[Items from an interface collection]
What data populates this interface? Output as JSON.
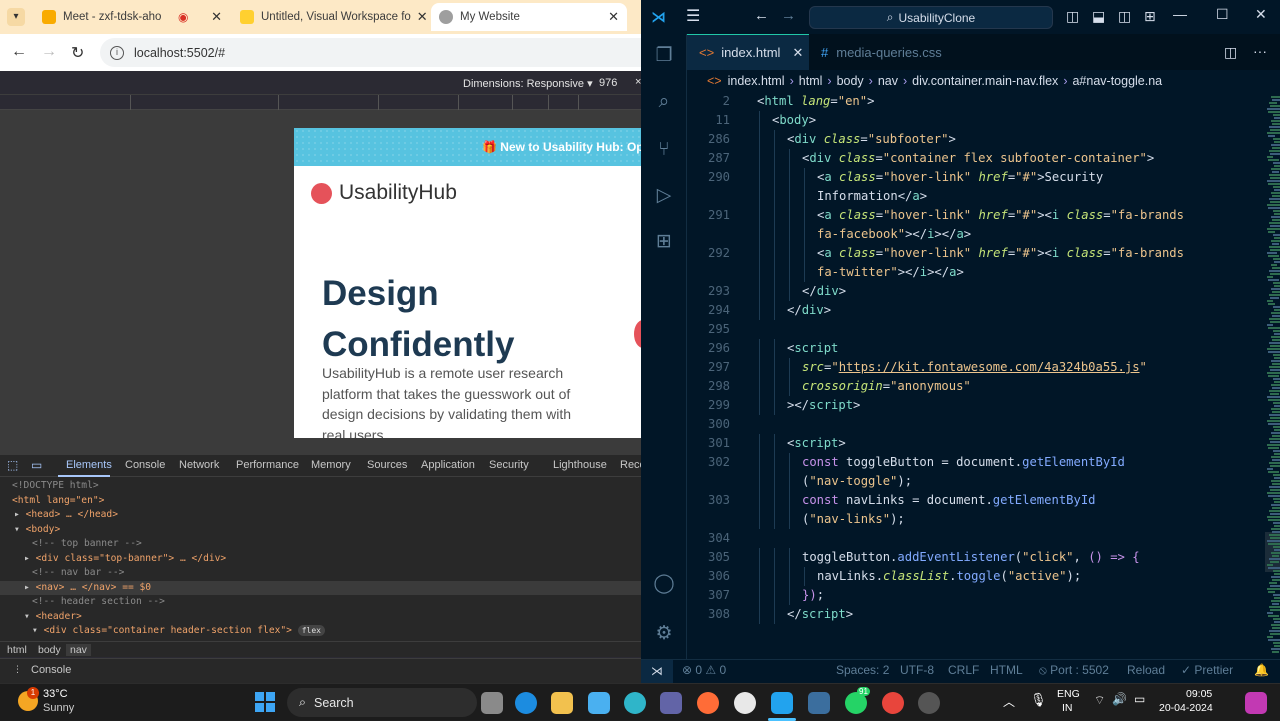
{
  "browser": {
    "tabs": [
      {
        "title": "Meet - zxf-tdsk-aho",
        "fav_color": "#f9ab00"
      },
      {
        "title": "Untitled, Visual Workspace fo",
        "fav_color": "#ffd02f"
      },
      {
        "title": "My Website",
        "fav_color": "#9e9e9e"
      }
    ],
    "tab_close": "✕",
    "url": "localhost:5502/#",
    "device_toolbar": {
      "dimensions": "Dimensions: Responsive ▾",
      "width": "976",
      "close": "×"
    },
    "page": {
      "banner": "🎁 New to Usability Hub: Op",
      "logo": "UsabilityHub",
      "hero_line1": "Design",
      "hero_line2": "Confidently",
      "hero_desc": "UsabilityHub is a remote user research platform that takes the guesswork out of design decisions by validating them with real users"
    },
    "devtools": {
      "tabs": [
        "Elements",
        "Console",
        "Network",
        "Performance",
        "Memory",
        "Sources",
        "Application",
        "Security",
        "Lighthouse",
        "Reco"
      ],
      "dom": [
        "<!DOCTYPE html>",
        "<html lang=\"en\">",
        "<head> … </head>",
        "<body>",
        "<!-- top banner -->",
        "<div class=\"top-banner\"> … </div>",
        "<!-- nav bar -->",
        "<nav> … </nav> == $0",
        "<!-- header section -->",
        "<header>",
        "<div class=\"container header-section flex\">"
      ],
      "flex_badge": "flex",
      "breadcrumbs": [
        "html",
        "body",
        "nav"
      ],
      "console_drawer": "Console"
    }
  },
  "vscode": {
    "command_center": "UsabilityClone",
    "tabs": [
      {
        "name": "index.html",
        "icon": "<>"
      },
      {
        "name": "media-queries.css",
        "icon": "#"
      }
    ],
    "breadcrumbs": [
      "index.html",
      "html",
      "body",
      "nav",
      "div.container.main-nav.flex",
      "a#nav-toggle.na"
    ],
    "lines": [
      {
        "n": "2",
        "html": "<span class='p'>&lt;</span><span class='t'>html</span> <span class='a'>lang</span><span class='p'>=</span><span class='s'>\"en\"</span><span class='p'>&gt;</span>",
        "indent": 0
      },
      {
        "n": "11",
        "html": "<span class='p'>&lt;</span><span class='t'>body</span><span class='p'>&gt;</span>",
        "indent": 1
      },
      {
        "n": "286",
        "html": "<span class='p'>&lt;</span><span class='t'>div</span> <span class='a'>class</span><span class='p'>=</span><span class='s'>\"subfooter\"</span><span class='p'>&gt;</span>",
        "indent": 2
      },
      {
        "n": "287",
        "html": "<span class='p'>&lt;</span><span class='t'>div</span> <span class='a'>class</span><span class='p'>=</span><span class='s'>\"container flex subfooter-container\"</span><span class='p'>&gt;</span>",
        "indent": 3
      },
      {
        "n": "290",
        "html": "<span class='p'>&lt;</span><span class='t'>a</span> <span class='a'>class</span><span class='p'>=</span><span class='s'>\"hover-link\"</span> <span class='a'>href</span><span class='p'>=</span><span class='s'>\"#\"</span><span class='p'>&gt;Security</span>",
        "indent": 4
      },
      {
        "n": "",
        "html": "<span class='p'>Information&lt;/</span><span class='t'>a</span><span class='p'>&gt;</span>",
        "indent": 4
      },
      {
        "n": "291",
        "html": "<span class='p'>&lt;</span><span class='t'>a</span> <span class='a'>class</span><span class='p'>=</span><span class='s'>\"hover-link\"</span> <span class='a'>href</span><span class='p'>=</span><span class='s'>\"#\"</span><span class='p'>&gt;&lt;</span><span class='t'>i</span> <span class='a'>class</span><span class='p'>=</span><span class='s'>\"fa-brands</span>",
        "indent": 4
      },
      {
        "n": "",
        "html": "<span class='s'>fa-facebook\"</span><span class='p'>&gt;&lt;/</span><span class='t'>i</span><span class='p'>&gt;&lt;/</span><span class='t'>a</span><span class='p'>&gt;</span>",
        "indent": 4
      },
      {
        "n": "292",
        "html": "<span class='p'>&lt;</span><span class='t'>a</span> <span class='a'>class</span><span class='p'>=</span><span class='s'>\"hover-link\"</span> <span class='a'>href</span><span class='p'>=</span><span class='s'>\"#\"</span><span class='p'>&gt;&lt;</span><span class='t'>i</span> <span class='a'>class</span><span class='p'>=</span><span class='s'>\"fa-brands</span>",
        "indent": 4
      },
      {
        "n": "",
        "html": "<span class='s'>fa-twitter\"</span><span class='p'>&gt;&lt;/</span><span class='t'>i</span><span class='p'>&gt;&lt;/</span><span class='t'>a</span><span class='p'>&gt;</span>",
        "indent": 4
      },
      {
        "n": "293",
        "html": "<span class='p'>&lt;/</span><span class='t'>div</span><span class='p'>&gt;</span>",
        "indent": 3
      },
      {
        "n": "294",
        "html": "<span class='p'>&lt;/</span><span class='t'>div</span><span class='p'>&gt;</span>",
        "indent": 2
      },
      {
        "n": "295",
        "html": "",
        "indent": 0
      },
      {
        "n": "296",
        "html": "<span class='p'>&lt;</span><span class='t'>script</span>",
        "indent": 2
      },
      {
        "n": "297",
        "html": "<span class='a'>src</span><span class='p'>=</span><span class='s'>\"</span><span class='u'>https://kit.fontawesome.com/4a324b0a55.js</span><span class='s'>\"</span>",
        "indent": 3
      },
      {
        "n": "298",
        "html": "<span class='a'>crossorigin</span><span class='p'>=</span><span class='s'>\"anonymous\"</span>",
        "indent": 3
      },
      {
        "n": "299",
        "html": "<span class='p'>&gt;&lt;/</span><span class='t'>script</span><span class='p'>&gt;</span>",
        "indent": 2
      },
      {
        "n": "300",
        "html": "",
        "indent": 0
      },
      {
        "n": "301",
        "html": "<span class='p'>&lt;</span><span class='t'>script</span><span class='p'>&gt;</span>",
        "indent": 2
      },
      {
        "n": "302",
        "html": "<span class='k'>const</span> <span class='p'>toggleButton = document.</span><span class='f'>getElementById</span>",
        "indent": 3
      },
      {
        "n": "",
        "html": "<span class='p'>(</span><span class='s'>\"nav-toggle\"</span><span class='p'>);</span>",
        "indent": 3
      },
      {
        "n": "303",
        "html": "<span class='k'>const</span> <span class='p'>navLinks = document.</span><span class='f'>getElementById</span>",
        "indent": 3
      },
      {
        "n": "",
        "html": "<span class='p'>(</span><span class='s'>\"nav-links\"</span><span class='p'>);</span>",
        "indent": 3
      },
      {
        "n": "304",
        "html": "",
        "indent": 0
      },
      {
        "n": "305",
        "html": "<span class='p'>toggleButton.</span><span class='f'>addEventListener</span><span class='p'>(</span><span class='s'>\"click\"</span><span class='p'>, </span><span class='k'>() =&gt; {</span>",
        "indent": 3
      },
      {
        "n": "306",
        "html": "<span class='p'>navLinks.</span><span class='a'>classList</span><span class='p'>.</span><span class='f'>toggle</span><span class='p'>(</span><span class='s'>\"active\"</span><span class='p'>);</span>",
        "indent": 4
      },
      {
        "n": "307",
        "html": "<span class='k'>})</span><span class='p'>;</span>",
        "indent": 3
      },
      {
        "n": "308",
        "html": "<span class='p'>&lt;/</span><span class='t'>script</span><span class='p'>&gt;</span>",
        "indent": 2
      }
    ],
    "status": {
      "errors": "⊗ 0  ⚠ 0",
      "spaces": "Spaces: 2",
      "encoding": "UTF-8",
      "eol": "CRLF",
      "language": "HTML",
      "port": "⦸ Port : 5502",
      "reload": "Reload",
      "prettier": "✓ Prettier"
    }
  },
  "taskbar": {
    "weather_temp": "33°C",
    "weather_desc": "Sunny",
    "weather_badge": "1",
    "search": "Search",
    "lang1": "ENG",
    "lang2": "IN",
    "time": "09:05",
    "date": "20-04-2024",
    "whatsapp_badge": "91"
  }
}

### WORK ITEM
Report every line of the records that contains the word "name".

### THE ANSWER
        "name": "index.html",
        "name": "media-queries.css",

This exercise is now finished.